↓

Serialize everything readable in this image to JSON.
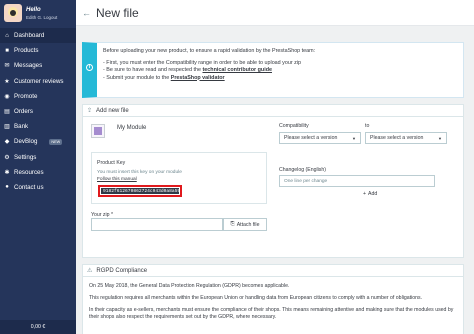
{
  "user": {
    "greeting": "Hello",
    "meta": "Edith G.  Logout"
  },
  "sidebar": {
    "items": [
      {
        "label": "Dashboard",
        "icon": "home-icon"
      },
      {
        "label": "Products",
        "icon": "box-icon"
      },
      {
        "label": "Messages",
        "icon": "envelope-icon"
      },
      {
        "label": "Customer reviews",
        "icon": "star-icon"
      },
      {
        "label": "Promote",
        "icon": "bullhorn-icon"
      },
      {
        "label": "Orders",
        "icon": "cart-icon"
      },
      {
        "label": "Bank",
        "icon": "bank-icon"
      },
      {
        "label": "DevBlog",
        "icon": "dropbox-icon",
        "badge": "NEW"
      },
      {
        "label": "Settings",
        "icon": "gear-icon"
      },
      {
        "label": "Resources",
        "icon": "support-icon"
      },
      {
        "label": "Contact us",
        "icon": "contact-icon"
      }
    ],
    "cart_total": "0,00 €"
  },
  "header": {
    "title": "New file"
  },
  "info": {
    "intro": "Before uploading your new product, to ensure a rapid validation by the PrestaShop team:",
    "line1": "- First, you must enter the Compatibility range in order to be able to upload your zip",
    "line2_prefix": "- Be sure to have read and respected the ",
    "line2_link": "technical contributor guide",
    "line3_prefix": "- Submit your module to the ",
    "line3_link": "PrestaShop validator"
  },
  "add_card": {
    "title": "Add new file",
    "module_name": "My Module",
    "product_key_label": "Product Key",
    "product_key_help": "You must insert this key on your module",
    "follow_manual": "Follow this manual",
    "product_key_value": "9182f612670862724c943d0a8a5972",
    "zip_label": "Your zip *",
    "attach_label": "Attach file",
    "compatibility_label": "Compatibility",
    "to_label": "to",
    "select_placeholder": "Please select a version",
    "changelog_label": "Changelog (English)",
    "changelog_placeholder": "One line per change",
    "add_label": "Add"
  },
  "rgpd": {
    "title": "RGPD Compliance",
    "p1": "On 25 May 2018, the General Data Protection Regulation (GDPR) becomes applicable.",
    "p2": "This regulation requires all merchants within the European Union or handling data from European citizens to comply with a number of obligations.",
    "p3": "In their capacity as e-sellers, merchants must ensure the compliance of their shops. This means remaining attentive and making sure that the modules used by their shops also respect the requirements set out by the GDPR, where necessary."
  }
}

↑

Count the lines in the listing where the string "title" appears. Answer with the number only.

3